## Data under study
+--
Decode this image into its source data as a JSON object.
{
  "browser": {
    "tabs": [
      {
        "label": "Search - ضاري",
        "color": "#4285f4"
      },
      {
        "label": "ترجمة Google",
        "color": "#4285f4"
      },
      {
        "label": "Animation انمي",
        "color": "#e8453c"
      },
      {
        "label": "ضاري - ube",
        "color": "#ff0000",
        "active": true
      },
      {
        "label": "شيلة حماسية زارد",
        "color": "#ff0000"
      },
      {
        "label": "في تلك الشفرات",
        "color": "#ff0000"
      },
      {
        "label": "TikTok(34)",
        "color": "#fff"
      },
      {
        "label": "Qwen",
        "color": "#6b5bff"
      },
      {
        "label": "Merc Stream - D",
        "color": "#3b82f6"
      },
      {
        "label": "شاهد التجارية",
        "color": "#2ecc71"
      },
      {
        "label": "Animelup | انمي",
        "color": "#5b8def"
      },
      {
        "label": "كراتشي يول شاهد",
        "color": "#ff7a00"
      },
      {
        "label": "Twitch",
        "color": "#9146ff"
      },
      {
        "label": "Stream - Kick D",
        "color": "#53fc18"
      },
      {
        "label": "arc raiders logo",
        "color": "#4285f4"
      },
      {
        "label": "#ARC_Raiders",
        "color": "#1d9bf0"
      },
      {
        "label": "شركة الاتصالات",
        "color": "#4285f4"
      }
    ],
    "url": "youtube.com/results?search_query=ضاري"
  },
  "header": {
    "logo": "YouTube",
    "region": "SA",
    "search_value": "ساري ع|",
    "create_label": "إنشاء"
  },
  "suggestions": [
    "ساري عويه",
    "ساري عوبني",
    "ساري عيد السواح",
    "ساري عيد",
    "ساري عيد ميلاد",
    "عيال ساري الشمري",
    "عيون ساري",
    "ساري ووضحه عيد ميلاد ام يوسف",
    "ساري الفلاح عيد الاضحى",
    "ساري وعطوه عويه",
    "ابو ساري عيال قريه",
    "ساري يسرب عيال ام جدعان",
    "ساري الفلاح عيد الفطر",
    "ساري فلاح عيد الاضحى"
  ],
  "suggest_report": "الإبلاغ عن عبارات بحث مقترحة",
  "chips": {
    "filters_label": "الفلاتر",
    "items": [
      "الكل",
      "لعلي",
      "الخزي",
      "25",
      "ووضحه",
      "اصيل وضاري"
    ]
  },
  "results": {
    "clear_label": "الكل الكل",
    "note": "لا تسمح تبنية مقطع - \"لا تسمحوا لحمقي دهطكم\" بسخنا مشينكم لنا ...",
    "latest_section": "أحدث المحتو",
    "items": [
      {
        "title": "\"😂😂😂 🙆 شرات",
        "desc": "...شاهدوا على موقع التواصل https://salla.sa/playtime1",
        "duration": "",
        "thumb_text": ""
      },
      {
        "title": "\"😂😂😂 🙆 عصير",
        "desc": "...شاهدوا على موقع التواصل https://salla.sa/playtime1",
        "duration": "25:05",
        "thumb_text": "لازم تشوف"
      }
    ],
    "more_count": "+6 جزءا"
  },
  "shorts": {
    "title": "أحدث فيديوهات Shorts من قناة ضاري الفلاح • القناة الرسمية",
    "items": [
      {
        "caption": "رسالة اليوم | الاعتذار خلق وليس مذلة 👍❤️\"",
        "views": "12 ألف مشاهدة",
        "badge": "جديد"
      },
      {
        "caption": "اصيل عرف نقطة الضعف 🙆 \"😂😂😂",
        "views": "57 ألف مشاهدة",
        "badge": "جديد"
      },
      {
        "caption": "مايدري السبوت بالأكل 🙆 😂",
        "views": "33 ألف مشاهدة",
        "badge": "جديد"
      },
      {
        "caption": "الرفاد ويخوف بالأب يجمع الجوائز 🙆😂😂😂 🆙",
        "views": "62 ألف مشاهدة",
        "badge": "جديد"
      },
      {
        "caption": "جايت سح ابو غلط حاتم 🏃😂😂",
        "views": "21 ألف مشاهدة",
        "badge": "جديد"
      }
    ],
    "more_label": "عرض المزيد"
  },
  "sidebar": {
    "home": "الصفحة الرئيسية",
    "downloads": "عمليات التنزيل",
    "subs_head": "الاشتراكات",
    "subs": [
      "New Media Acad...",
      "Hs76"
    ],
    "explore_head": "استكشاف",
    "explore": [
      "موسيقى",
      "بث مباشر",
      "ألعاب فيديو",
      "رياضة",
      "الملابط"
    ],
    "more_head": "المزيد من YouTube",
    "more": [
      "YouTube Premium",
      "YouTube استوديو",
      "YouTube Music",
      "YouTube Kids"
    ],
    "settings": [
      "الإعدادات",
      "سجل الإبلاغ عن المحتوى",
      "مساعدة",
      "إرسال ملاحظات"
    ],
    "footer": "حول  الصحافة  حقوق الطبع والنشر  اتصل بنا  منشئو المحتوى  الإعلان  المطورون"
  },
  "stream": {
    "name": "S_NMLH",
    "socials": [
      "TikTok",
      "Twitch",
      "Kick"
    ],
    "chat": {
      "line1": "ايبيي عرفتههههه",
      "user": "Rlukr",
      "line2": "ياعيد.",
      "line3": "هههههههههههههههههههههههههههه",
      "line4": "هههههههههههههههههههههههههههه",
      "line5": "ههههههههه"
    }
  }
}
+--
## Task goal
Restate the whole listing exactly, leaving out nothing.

## Problem solution
Decode this image into its source data as a JSON object.
{
  "browser": {
    "tabs": [
      {
        "label": "Search - ضاري",
        "color": "#4285f4"
      },
      {
        "label": "ترجمة Google",
        "color": "#4285f4"
      },
      {
        "label": "Animation انمي",
        "color": "#e8453c"
      },
      {
        "label": "ضاري - ube",
        "color": "#ff0000",
        "active": true
      },
      {
        "label": "شيلة حماسية زارد",
        "color": "#ff0000"
      },
      {
        "label": "في تلك الشفرات",
        "color": "#ff0000"
      },
      {
        "label": "TikTok(34)",
        "color": "#fff"
      },
      {
        "label": "Qwen",
        "color": "#6b5bff"
      },
      {
        "label": "Merc Stream - D",
        "color": "#3b82f6"
      },
      {
        "label": "شاهد التجارية",
        "color": "#2ecc71"
      },
      {
        "label": "Animelup | انمي",
        "color": "#5b8def"
      },
      {
        "label": "كراتشي يول شاهد",
        "color": "#ff7a00"
      },
      {
        "label": "Twitch",
        "color": "#9146ff"
      },
      {
        "label": "Stream - Kick D",
        "color": "#53fc18"
      },
      {
        "label": "arc raiders logo",
        "color": "#4285f4"
      },
      {
        "label": "#ARC_Raiders",
        "color": "#1d9bf0"
      },
      {
        "label": "شركة الاتصالات",
        "color": "#4285f4"
      }
    ],
    "url": "youtube.com/results?search_query=ضاري"
  },
  "header": {
    "logo": "YouTube",
    "region": "SA",
    "search_value": "ساري ع|",
    "create_label": "إنشاء"
  },
  "suggestions": [
    "ساري عويه",
    "ساري عوبني",
    "ساري عيد السواح",
    "ساري عيد",
    "ساري عيد ميلاد",
    "عيال ساري الشمري",
    "عيون ساري",
    "ساري ووضحه عيد ميلاد ام يوسف",
    "ساري الفلاح عيد الاضحى",
    "ساري وعطوه عويه",
    "ابو ساري عيال قريه",
    "ساري يسرب عيال ام جدعان",
    "ساري الفلاح عيد الفطر",
    "ساري فلاح عيد الاضحى"
  ],
  "suggest_report": "الإبلاغ عن عبارات بحث مقترحة",
  "chips": {
    "filters_label": "الفلاتر",
    "items": [
      "الكل",
      "لعلي",
      "الخزي",
      "25",
      "ووضحه",
      "اصيل وضاري"
    ]
  },
  "results": {
    "clear_label": "الكل الكل",
    "note": "لا تسمح تبنية مقطع - \"لا تسمحوا لحمقي دهطكم\" بسخنا مشينكم لنا ...",
    "latest_section": "أحدث المحتو",
    "items": [
      {
        "title": "\"😂😂😂 🙆 شرات",
        "desc": "...شاهدوا على موقع التواصل https://salla.sa/playtime1",
        "duration": "",
        "thumb_text": ""
      },
      {
        "title": "\"😂😂😂 🙆 عصير",
        "desc": "...شاهدوا على موقع التواصل https://salla.sa/playtime1",
        "duration": "25:05",
        "thumb_text": "لازم تشوف"
      }
    ],
    "more_count": "+6 جزءا"
  },
  "shorts": {
    "title": "أحدث فيديوهات Shorts من قناة ضاري الفلاح • القناة الرسمية",
    "items": [
      {
        "caption": "رسالة اليوم | الاعتذار خلق وليس مذلة 👍❤️\"",
        "views": "12 ألف مشاهدة",
        "badge": "جديد"
      },
      {
        "caption": "اصيل عرف نقطة الضعف 🙆 \"😂😂😂",
        "views": "57 ألف مشاهدة",
        "badge": "جديد"
      },
      {
        "caption": "مايدري السبوت بالأكل 🙆 😂",
        "views": "33 ألف مشاهدة",
        "badge": "جديد"
      },
      {
        "caption": "الرفاد ويخوف بالأب يجمع الجوائز 🙆😂😂😂 🆙",
        "views": "62 ألف مشاهدة",
        "badge": "جديد"
      },
      {
        "caption": "جايت سح ابو غلط حاتم 🏃😂😂",
        "views": "21 ألف مشاهدة",
        "badge": "جديد"
      }
    ],
    "more_label": "عرض المزيد"
  },
  "sidebar": {
    "home": "الصفحة الرئيسية",
    "downloads": "عمليات التنزيل",
    "subs_head": "الاشتراكات",
    "subs": [
      "New Media Acad...",
      "Hs76"
    ],
    "explore_head": "استكشاف",
    "explore": [
      "موسيقى",
      "بث مباشر",
      "ألعاب فيديو",
      "رياضة",
      "الملابط"
    ],
    "more_head": "المزيد من YouTube",
    "more": [
      "YouTube Premium",
      "YouTube استوديو",
      "YouTube Music",
      "YouTube Kids"
    ],
    "settings": [
      "الإعدادات",
      "سجل الإبلاغ عن المحتوى",
      "مساعدة",
      "إرسال ملاحظات"
    ],
    "footer": "حول  الصحافة  حقوق الطبع والنشر  اتصل بنا  منشئو المحتوى  الإعلان  المطورون"
  },
  "stream": {
    "name": "S_NMLH",
    "socials": [
      "TikTok",
      "Twitch",
      "Kick"
    ],
    "chat": {
      "line1": "ايبيي عرفتههههه",
      "user": "Rlukr",
      "line2": "ياعيد.",
      "line3": "هههههههههههههههههههههههههههه",
      "line4": "هههههههههههههههههههههههههههه",
      "line5": "ههههههههه"
    }
  }
}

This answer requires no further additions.